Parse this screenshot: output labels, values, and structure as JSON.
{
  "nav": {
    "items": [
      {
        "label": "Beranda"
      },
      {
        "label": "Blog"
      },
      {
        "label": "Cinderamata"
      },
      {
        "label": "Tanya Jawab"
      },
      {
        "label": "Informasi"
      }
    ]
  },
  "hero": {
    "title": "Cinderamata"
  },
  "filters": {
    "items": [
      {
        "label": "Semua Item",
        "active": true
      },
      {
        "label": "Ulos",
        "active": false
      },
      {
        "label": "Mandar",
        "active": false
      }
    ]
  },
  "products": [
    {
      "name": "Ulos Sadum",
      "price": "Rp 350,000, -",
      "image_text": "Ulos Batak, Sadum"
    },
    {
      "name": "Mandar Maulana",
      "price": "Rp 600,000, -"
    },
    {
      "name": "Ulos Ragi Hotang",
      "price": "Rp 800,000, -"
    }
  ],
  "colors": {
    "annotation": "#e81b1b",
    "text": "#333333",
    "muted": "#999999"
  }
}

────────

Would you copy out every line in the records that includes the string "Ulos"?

Answer section:
        "label": "Ulos",
      "name": "Ulos Sadum",
      "image_text": "Ulos Batak, Sadum"
      "name": "Ulos Ragi Hotang",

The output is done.